## WHAT NEEDS TO BE DONE:
Provide the count of lines below that include the word "Search", without any accompanying remarks.

EXTRACTED RECORDS START

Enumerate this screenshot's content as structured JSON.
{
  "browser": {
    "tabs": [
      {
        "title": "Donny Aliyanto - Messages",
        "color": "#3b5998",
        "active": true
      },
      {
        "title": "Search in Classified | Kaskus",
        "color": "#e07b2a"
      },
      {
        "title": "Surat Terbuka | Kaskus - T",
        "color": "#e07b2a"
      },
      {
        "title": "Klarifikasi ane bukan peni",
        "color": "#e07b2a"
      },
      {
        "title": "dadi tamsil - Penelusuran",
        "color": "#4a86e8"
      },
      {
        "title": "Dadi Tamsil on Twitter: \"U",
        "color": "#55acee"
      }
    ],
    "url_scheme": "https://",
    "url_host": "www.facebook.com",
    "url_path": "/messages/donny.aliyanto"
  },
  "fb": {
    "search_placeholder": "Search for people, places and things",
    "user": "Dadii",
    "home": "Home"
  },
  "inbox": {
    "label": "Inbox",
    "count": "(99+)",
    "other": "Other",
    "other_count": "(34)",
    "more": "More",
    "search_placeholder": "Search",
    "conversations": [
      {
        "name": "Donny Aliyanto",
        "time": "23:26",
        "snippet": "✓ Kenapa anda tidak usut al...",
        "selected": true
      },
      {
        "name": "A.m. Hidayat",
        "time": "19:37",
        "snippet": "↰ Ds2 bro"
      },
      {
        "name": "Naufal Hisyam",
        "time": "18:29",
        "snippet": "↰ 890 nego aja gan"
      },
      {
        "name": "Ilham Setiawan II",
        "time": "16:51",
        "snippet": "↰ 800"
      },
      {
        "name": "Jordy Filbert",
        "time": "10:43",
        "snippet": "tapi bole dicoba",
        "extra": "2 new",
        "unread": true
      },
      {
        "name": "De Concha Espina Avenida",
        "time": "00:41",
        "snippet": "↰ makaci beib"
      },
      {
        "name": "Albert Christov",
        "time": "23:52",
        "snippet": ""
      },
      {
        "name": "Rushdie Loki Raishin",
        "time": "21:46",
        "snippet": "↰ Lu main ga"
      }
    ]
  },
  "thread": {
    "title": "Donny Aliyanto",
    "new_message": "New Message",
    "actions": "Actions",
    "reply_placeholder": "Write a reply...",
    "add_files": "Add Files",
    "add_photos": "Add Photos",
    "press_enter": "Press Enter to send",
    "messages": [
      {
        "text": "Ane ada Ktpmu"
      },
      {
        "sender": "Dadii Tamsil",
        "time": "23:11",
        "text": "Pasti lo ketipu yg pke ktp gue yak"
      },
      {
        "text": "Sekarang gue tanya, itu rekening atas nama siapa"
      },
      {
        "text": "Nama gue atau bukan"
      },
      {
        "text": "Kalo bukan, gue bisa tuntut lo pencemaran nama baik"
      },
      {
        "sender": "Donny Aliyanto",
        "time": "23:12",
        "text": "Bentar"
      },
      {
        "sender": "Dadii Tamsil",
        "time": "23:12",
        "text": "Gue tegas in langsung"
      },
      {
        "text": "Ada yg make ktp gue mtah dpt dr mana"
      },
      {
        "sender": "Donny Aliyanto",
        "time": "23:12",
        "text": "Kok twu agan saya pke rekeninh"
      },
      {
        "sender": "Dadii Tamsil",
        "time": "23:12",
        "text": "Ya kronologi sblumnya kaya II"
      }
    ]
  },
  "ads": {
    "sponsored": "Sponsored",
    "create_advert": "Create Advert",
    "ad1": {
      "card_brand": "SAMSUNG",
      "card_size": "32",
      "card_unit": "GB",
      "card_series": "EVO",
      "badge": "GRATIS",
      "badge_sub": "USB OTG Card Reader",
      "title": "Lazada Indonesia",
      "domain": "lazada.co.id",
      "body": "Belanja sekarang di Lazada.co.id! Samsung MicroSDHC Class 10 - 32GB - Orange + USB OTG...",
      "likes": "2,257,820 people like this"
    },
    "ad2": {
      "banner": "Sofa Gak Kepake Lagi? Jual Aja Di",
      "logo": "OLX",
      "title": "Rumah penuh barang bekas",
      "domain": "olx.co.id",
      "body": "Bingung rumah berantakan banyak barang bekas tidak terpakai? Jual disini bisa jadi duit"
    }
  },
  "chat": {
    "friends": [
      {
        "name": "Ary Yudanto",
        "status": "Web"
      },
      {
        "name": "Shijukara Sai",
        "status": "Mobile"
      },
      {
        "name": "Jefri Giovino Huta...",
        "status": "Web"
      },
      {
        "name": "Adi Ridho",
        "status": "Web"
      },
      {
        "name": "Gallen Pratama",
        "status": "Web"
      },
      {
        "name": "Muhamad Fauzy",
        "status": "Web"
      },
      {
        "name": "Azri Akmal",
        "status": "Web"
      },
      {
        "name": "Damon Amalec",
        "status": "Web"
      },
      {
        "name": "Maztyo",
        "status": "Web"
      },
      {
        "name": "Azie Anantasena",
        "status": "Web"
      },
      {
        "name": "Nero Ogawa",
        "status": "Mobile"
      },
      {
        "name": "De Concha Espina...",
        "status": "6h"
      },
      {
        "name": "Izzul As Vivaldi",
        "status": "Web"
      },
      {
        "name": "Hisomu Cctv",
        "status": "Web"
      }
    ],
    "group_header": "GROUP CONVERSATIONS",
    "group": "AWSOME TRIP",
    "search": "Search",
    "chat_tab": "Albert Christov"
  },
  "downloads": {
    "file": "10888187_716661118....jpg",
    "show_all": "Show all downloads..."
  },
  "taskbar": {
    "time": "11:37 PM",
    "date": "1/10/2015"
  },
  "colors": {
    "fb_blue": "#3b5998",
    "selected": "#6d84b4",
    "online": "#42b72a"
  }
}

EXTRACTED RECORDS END

## SOLUTION FOR THIS PROBLEM:
4